Archive for January, 2016

The app permission model on iOS and Android is broken: here’s how to fix it

Tuesday, January 26th, 2016

The permission model on smart phones is all wrong, and everybody knows it. I’ll use Android as an example, mainly because I’m more familiar with it, but I don’t imagine iOS is much different.

When you install an app on your phone (or tablet – which is just an oversized phone after all), it asks you whether you will allow the app to have various permissions on the device — can it see your location? Access your contacts? Your camera? The network? The set of possible answers is, unfortunately, very limited: yes or no. No means you can’t install the app, yes means you accept whatever it says.

There are two problems with this model:

(a) You have no idea *why* the app wants each permission. There is only an assertion that it does, but not what it will do with that access. Often, the reason is quite legitimate and benign, but it’s entirely up to the phone’s owner’s imagination to figure out why the heck app A needs permission B.
(b) The set of possible responses is too limited. It’s either accept the app, with all the permissions it wants, or do not install it at all.

These problems lead to a third problem, which is habituation. Since the reason for apps to demand permissions is opaque and the only option is to not install the app which, presumably, the user actually wants, users stop reading the warnings and just blindly accept all apps with all permissions, no matter how bizarre.

I’d like to suggest a slightly more nuanced model, one that could easily be implemented by the phone OS vendors, that would improve the situation a great deal:

(1) Require app vendors to provide a bit of text next to each permission, that explains what they will do with the access they require. Users don’t have to read this – perhaps just click through on the permission to see what it’s all about.
(2) Provide a forum for interested users to complain to the OS vendors, in the context of their app markets, when they detect (through debugging, network diagnostics, etc.) that app vendors actually use permissions in ways that they did not initially indicate. Basically catch out liars. If an app vendor is caught lying about what they need permissions for, and the OS vendor confirms that, then add a warning to the app installer saying “but the vendor is lying here.” I bet there would be very few lies very quickly!
(3) Enhance the OS to be able to send simulated data to apps, in place of the permissions they seek, under user control. For example, if I install an app that wants access to my camera, and I do want to run the app but don’t really want to give it camera access, I should be able to feed the app fake/random images. Same goes for network access – let the app think it’s hitting the networking API, but connect it to a loopback interface only.

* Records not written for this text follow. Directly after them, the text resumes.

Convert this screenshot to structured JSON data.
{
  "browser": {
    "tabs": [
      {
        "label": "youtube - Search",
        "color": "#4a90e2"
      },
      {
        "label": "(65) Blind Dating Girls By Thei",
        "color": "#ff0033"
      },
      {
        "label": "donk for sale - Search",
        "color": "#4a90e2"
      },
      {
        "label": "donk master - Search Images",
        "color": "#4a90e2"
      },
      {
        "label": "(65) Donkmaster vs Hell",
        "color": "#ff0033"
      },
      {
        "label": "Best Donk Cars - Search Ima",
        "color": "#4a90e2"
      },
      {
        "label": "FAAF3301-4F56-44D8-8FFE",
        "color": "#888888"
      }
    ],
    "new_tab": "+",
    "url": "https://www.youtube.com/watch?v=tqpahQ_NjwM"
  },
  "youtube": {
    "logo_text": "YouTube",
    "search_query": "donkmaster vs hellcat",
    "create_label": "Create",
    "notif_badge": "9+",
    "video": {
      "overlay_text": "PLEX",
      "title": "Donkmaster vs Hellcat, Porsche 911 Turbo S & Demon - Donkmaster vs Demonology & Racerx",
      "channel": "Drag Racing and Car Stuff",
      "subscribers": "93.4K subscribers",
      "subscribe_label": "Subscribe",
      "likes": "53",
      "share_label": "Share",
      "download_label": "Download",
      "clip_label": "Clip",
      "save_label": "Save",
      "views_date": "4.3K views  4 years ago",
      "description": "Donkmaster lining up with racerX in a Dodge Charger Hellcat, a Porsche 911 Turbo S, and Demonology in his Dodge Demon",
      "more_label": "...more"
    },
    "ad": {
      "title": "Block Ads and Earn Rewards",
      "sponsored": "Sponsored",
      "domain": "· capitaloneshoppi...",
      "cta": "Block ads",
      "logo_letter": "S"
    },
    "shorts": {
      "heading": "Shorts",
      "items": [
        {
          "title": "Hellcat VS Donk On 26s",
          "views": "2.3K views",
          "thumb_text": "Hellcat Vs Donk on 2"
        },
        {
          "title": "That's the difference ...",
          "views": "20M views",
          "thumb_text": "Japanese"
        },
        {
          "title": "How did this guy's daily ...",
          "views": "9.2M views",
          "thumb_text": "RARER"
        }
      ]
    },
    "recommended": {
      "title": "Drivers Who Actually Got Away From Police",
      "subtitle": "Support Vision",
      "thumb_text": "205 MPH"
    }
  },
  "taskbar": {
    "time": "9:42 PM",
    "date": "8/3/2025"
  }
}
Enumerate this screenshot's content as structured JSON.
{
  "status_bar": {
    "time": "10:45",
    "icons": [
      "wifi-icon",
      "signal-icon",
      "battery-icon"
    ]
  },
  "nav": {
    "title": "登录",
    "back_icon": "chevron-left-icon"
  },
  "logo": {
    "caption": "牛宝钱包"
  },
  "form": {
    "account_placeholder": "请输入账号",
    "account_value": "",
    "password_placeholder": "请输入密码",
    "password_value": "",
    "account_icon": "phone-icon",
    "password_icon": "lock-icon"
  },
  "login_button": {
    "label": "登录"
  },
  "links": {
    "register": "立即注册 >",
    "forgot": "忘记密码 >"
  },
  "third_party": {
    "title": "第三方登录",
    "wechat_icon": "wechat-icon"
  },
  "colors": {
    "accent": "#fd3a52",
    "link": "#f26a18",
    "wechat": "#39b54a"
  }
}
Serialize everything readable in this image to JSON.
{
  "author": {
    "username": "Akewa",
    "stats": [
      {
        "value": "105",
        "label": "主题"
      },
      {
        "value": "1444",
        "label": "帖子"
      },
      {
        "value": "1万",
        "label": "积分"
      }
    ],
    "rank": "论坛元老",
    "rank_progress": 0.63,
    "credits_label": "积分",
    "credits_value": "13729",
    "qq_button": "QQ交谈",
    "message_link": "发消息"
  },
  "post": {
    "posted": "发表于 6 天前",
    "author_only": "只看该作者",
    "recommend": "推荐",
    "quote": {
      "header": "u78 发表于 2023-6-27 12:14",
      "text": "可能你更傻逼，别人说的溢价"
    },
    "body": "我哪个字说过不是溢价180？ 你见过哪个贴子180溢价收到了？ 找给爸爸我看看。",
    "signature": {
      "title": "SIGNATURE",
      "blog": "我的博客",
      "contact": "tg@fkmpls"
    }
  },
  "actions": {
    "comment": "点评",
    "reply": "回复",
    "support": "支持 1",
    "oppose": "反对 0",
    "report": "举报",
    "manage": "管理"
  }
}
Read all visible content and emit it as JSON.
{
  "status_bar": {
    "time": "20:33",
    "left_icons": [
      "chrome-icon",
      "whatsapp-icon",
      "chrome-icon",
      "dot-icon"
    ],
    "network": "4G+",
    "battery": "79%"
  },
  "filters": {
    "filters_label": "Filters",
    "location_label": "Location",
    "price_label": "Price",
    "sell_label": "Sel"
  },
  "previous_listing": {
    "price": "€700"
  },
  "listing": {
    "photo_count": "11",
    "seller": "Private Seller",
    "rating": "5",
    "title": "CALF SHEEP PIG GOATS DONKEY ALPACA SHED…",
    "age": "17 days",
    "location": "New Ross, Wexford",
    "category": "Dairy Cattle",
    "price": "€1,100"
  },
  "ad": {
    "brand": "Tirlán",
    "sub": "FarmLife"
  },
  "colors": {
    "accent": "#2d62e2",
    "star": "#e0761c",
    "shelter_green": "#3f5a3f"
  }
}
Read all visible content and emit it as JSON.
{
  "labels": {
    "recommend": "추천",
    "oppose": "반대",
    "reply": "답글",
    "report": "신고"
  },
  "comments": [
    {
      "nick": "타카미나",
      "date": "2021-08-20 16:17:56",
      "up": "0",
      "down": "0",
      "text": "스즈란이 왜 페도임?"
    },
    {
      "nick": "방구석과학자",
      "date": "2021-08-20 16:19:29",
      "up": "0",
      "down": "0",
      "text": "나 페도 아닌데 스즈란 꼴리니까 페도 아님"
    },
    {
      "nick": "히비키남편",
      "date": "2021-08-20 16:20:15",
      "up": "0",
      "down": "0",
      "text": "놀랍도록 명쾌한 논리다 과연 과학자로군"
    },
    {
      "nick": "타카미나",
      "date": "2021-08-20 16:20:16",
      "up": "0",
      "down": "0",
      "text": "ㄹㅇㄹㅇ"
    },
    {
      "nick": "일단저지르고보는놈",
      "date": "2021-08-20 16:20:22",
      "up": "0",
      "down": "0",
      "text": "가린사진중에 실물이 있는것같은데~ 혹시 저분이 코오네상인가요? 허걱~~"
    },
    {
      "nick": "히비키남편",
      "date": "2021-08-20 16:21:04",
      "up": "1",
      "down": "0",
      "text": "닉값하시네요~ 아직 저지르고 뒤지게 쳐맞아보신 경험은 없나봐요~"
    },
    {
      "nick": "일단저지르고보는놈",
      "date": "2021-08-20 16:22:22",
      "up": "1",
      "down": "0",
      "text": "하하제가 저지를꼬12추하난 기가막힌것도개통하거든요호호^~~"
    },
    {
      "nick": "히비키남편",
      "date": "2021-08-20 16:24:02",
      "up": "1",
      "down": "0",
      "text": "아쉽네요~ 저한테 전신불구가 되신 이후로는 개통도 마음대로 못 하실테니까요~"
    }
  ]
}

App wants to see my contacts? Feed it random contacts. This way, I can have more fine grained control over permissions, not just “yes, everything / no, no app” without breaking the app’s code.

As an app vendor, I’d be perfectly happy to live within these constraints. We publish apps that do want access to contacts, cameras, the network, etc. We have perfectly good reasons for these permissions and would love to be able to explain those to users at installation time. If users want to feed our app simulated data, that’s fine – they will lose some functionality, but gain some comfort. That’s totally fine.

As a phone user, I’d also love to have this kind of control. Install the apps I want but limit what permissions they get based on my personal preferences.

So how about it, Google and Apple? These are technically minor enhancements with a major, positive impact on the security of your app ecosystems.

When deploying security software – be sure it’s written by experts

Tuesday, January 12th, 2016

A colleague pointed out this interesting thread, about a variety of security exploits in Trend Micro’s ‘Password Manager’ module:

The nature and severity of the exploits are … breathtaking. The slow and indecisive response of the vendor is similarly amazing. For TrendMicro customers, the conclusion is simple: don’t install this thing. More generally, it’s clear that the team who built the product has a very weak grasp of security. Is it just this team, or the whole company? Who knows? What about other vendors in the IT security space?

It turns out that other security products, theoretically designed to protect you, actually introduce their own exploits, as discussed here, and herefor example.

That’s quite scary, because most users think they are improving their security posture by deploying such software, but (a) these programs require very deep OS privileges to run, and (b) these programs are, it seems, sometimes written by people who don’t have the skills required to write secure code. The consequence is that users, thinking they are doing the “right thing,” are actually endangering themselves.

What to do?

First, I’m not much of a fan of anti-malware software. The OS (Linux, Mac, Windows, etc.) is more secure than most people imagine — most vendors have been taking security quite seriously for years now, have pretty good designs and usually respond promptly to any discovered vulnerabilities. Do turn on the security features of your OS, do encrypt your filesystems, do keep your software actively and promptly patched, do avoid sketchy web sites, and you should be fine. Where’s the anti-malware program in that narrative? Notably absent!

Second, if you do go for anti-malware, keep an eye on public disclosures of exploits. If a vendor has been caught doing egregiously dumb things – as TrendMicro has here – then avoid them. Who knows what other products have been infected by the same clueless development practices?

Safe computing!